[Dataset records]
Start of Block

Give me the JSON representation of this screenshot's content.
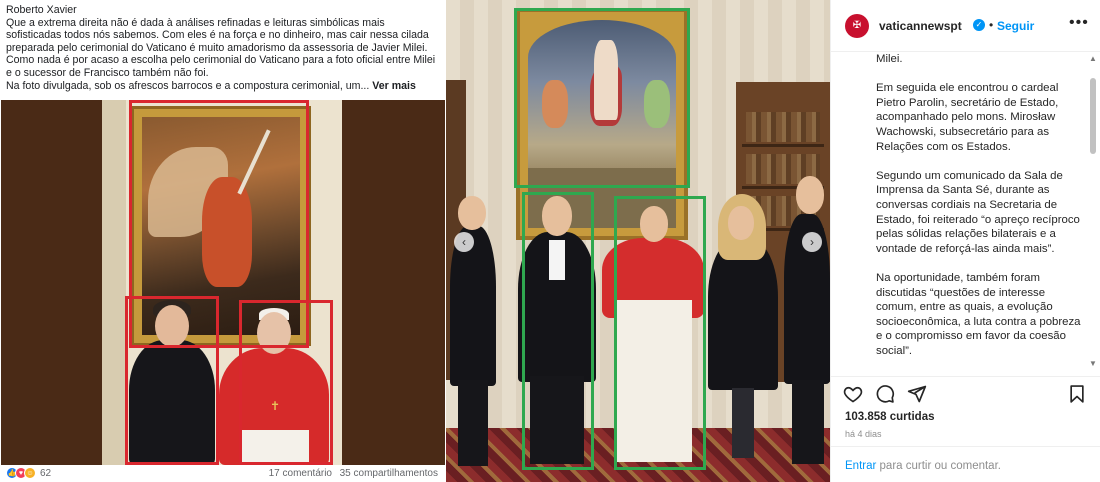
{
  "facebook_post": {
    "author": "Roberto Xavier",
    "body_lines": [
      "Que a extrema direita não é dada à análises refinadas e leituras simbólicas mais sofisticadas todos nós sabemos. Com eles é na força e no dinheiro, mas cair nessa cilada preparada pelo cerimonial do Vaticano é muito amadorismo da assessoria de Javier Milei.",
      "Como nada é por acaso a escolha pelo cerimonial do Vaticano para a foto oficial entre Milei e o sucessor de Francisco também não foi."
    ],
    "last_line": "Na foto divulgada, sob os afrescos barrocos e a compostura cerimonial, um...",
    "see_more": "Ver mais",
    "reaction_count": "62",
    "comments": "17 comentário",
    "shares": "35 compartilhamentos",
    "colors": {
      "highlight_box": "#d9272e",
      "like": "#1877f2",
      "love": "#f33e58",
      "haha": "#f7b125"
    }
  },
  "photo": {
    "colors": {
      "highlight_box": "#2fa84f"
    }
  },
  "instagram": {
    "username": "vaticannewspt",
    "separator": "•",
    "follow_label": "Seguir",
    "more_icon": "ellipsis-icon",
    "caption_paragraphs": [
      "Milei.",
      "Em seguida ele encontrou o cardeal Pietro Parolin, secretário de Estado, acompanhado pelo mons. Mirosław Wachowski, subsecretário para as Relações com os Estados.",
      "Segundo um comunicado da Sala de Imprensa da Santa Sé, durante as conversas cordiais na Secretaria de Estado, foi reiterado “o apreço recíproco pelas sólidas relações bilaterais e a vontade de reforçá-las ainda mais”.",
      "Na oportunidade, também foram discutidas “questões de interesse comum, entre as quais, a evolução socioeconômica, a luta contra a pobreza e o compromisso em favor da coesão social”."
    ],
    "actions": [
      "heart-icon",
      "comment-icon",
      "share-icon",
      "bookmark-icon"
    ],
    "likes": "103.858 curtidas",
    "time": "há 4 dias",
    "login_link": "Entrar",
    "login_rest": " para curtir ou comentar.",
    "colors": {
      "brand": "#c8102e",
      "link": "#0095f6",
      "verified": "#0095f6"
    }
  }
}
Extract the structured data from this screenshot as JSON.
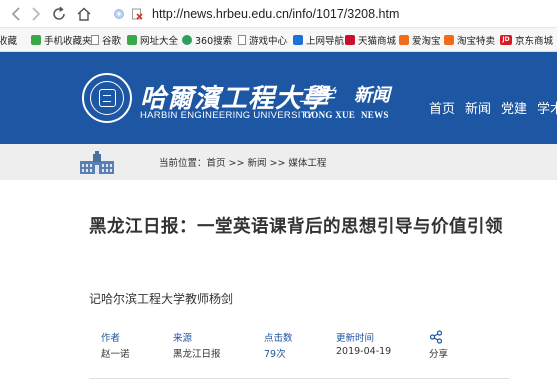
{
  "browser": {
    "url": "http://news.hrbeu.edu.cn/info/1017/3208.htm",
    "bookmarks": [
      {
        "label": "收藏",
        "icon": "none"
      },
      {
        "label": "手机收藏夹",
        "icon": "mobile-icon"
      },
      {
        "label": "谷歌",
        "icon": "page-icon"
      },
      {
        "label": "网址大全",
        "icon": "site-icon"
      },
      {
        "label": "360搜索",
        "icon": "search-360-icon"
      },
      {
        "label": "游戏中心",
        "icon": "page-icon"
      },
      {
        "label": "上网导航",
        "icon": "nav-icon"
      },
      {
        "label": "天猫商城",
        "icon": "tmall-icon"
      },
      {
        "label": "爱淘宝",
        "icon": "taobao-icon"
      },
      {
        "label": "淘宝特卖",
        "icon": "taobao-icon"
      },
      {
        "label": "京东商城",
        "icon": "jd-icon"
      }
    ]
  },
  "header": {
    "university_cn": "哈爾濱工程大學",
    "university_en": "HARBIN ENGINEERING UNIVERSITY",
    "brand_cn": "工学",
    "brand_news": "新闻",
    "brand_en_1": "GONG XUE",
    "brand_en_2": "NEWS",
    "nav": [
      "首页",
      "新闻",
      "党建",
      "学术"
    ]
  },
  "breadcrumb": {
    "label": "当前位置：",
    "path": "首页 >> 新闻 >> 媒体工程"
  },
  "article": {
    "title": "黑龙江日报：一堂英语课背后的思想引导与价值引领",
    "subtitle": "记哈尔滨工程大学教师杨剑",
    "meta": {
      "author_label": "作者",
      "author": "赵一诺",
      "source_label": "来源",
      "source": "黑龙江日报",
      "clicks_label": "点击数",
      "clicks": "79次",
      "updated_label": "更新时间",
      "updated": "2019-04-19",
      "share_label": "分享"
    }
  },
  "colors": {
    "header_bg": "#1d56a3",
    "breadcrumb_bg": "#eeeeee",
    "meta_label": "#1d56a3"
  }
}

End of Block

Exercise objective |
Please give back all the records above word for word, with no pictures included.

Answer section |
Give me the JSON representation of this screenshot's content.
{
  "facebook_post": {
    "author": "Roberto Xavier",
    "body_lines": [
      "Que a extrema direita não é dada à análises refinadas e leituras simbólicas mais sofisticadas todos nós sabemos. Com eles é na força e no dinheiro, mas cair nessa cilada preparada pelo cerimonial do Vaticano é muito amadorismo da assessoria de Javier Milei.",
      "Como nada é por acaso a escolha pelo cerimonial do Vaticano para a foto oficial entre Milei e o sucessor de Francisco também não foi."
    ],
    "last_line": "Na foto divulgada, sob os afrescos barrocos e a compostura cerimonial, um...",
    "see_more": "Ver mais",
    "reaction_count": "62",
    "comments": "17 comentário",
    "shares": "35 compartilhamentos",
    "colors": {
      "highlight_box": "#d9272e",
      "like": "#1877f2",
      "love": "#f33e58",
      "haha": "#f7b125"
    }
  },
  "photo": {
    "colors": {
      "highlight_box": "#2fa84f"
    }
  },
  "instagram": {
    "username": "vaticannewspt",
    "separator": "•",
    "follow_label": "Seguir",
    "more_icon": "ellipsis-icon",
    "caption_paragraphs": [
      "Milei.",
      "Em seguida ele encontrou o cardeal Pietro Parolin, secretário de Estado, acompanhado pelo mons. Mirosław Wachowski, subsecretário para as Relações com os Estados.",
      "Segundo um comunicado da Sala de Imprensa da Santa Sé, durante as conversas cordiais na Secretaria de Estado, foi reiterado “o apreço recíproco pelas sólidas relações bilaterais e a vontade de reforçá-las ainda mais”.",
      "Na oportunidade, também foram discutidas “questões de interesse comum, entre as quais, a evolução socioeconômica, a luta contra a pobreza e o compromisso em favor da coesão social”."
    ],
    "actions": [
      "heart-icon",
      "comment-icon",
      "share-icon",
      "bookmark-icon"
    ],
    "likes": "103.858 curtidas",
    "time": "há 4 dias",
    "login_link": "Entrar",
    "login_rest": " para curtir ou comentar.",
    "colors": {
      "brand": "#c8102e",
      "link": "#0095f6",
      "verified": "#0095f6"
    }
  }
}
Extract the structured data from this screenshot as JSON.
{
  "browser": {
    "url": "http://news.hrbeu.edu.cn/info/1017/3208.htm",
    "bookmarks": [
      {
        "label": "收藏",
        "icon": "none"
      },
      {
        "label": "手机收藏夹",
        "icon": "mobile-icon"
      },
      {
        "label": "谷歌",
        "icon": "page-icon"
      },
      {
        "label": "网址大全",
        "icon": "site-icon"
      },
      {
        "label": "360搜索",
        "icon": "search-360-icon"
      },
      {
        "label": "游戏中心",
        "icon": "page-icon"
      },
      {
        "label": "上网导航",
        "icon": "nav-icon"
      },
      {
        "label": "天猫商城",
        "icon": "tmall-icon"
      },
      {
        "label": "爱淘宝",
        "icon": "taobao-icon"
      },
      {
        "label": "淘宝特卖",
        "icon": "taobao-icon"
      },
      {
        "label": "京东商城",
        "icon": "jd-icon"
      }
    ]
  },
  "header": {
    "university_cn": "哈爾濱工程大學",
    "university_en": "HARBIN ENGINEERING UNIVERSITY",
    "brand_cn": "工学",
    "brand_news": "新闻",
    "brand_en_1": "GONG XUE",
    "brand_en_2": "NEWS",
    "nav": [
      "首页",
      "新闻",
      "党建",
      "学术"
    ]
  },
  "breadcrumb": {
    "label": "当前位置：",
    "path": "首页 >> 新闻 >> 媒体工程"
  },
  "article": {
    "title": "黑龙江日报：一堂英语课背后的思想引导与价值引领",
    "subtitle": "记哈尔滨工程大学教师杨剑",
    "meta": {
      "author_label": "作者",
      "author": "赵一诺",
      "source_label": "来源",
      "source": "黑龙江日报",
      "clicks_label": "点击数",
      "clicks": "79次",
      "updated_label": "更新时间",
      "updated": "2019-04-19",
      "share_label": "分享"
    }
  },
  "colors": {
    "header_bg": "#1d56a3",
    "breadcrumb_bg": "#eeeeee",
    "meta_label": "#1d56a3"
  }
}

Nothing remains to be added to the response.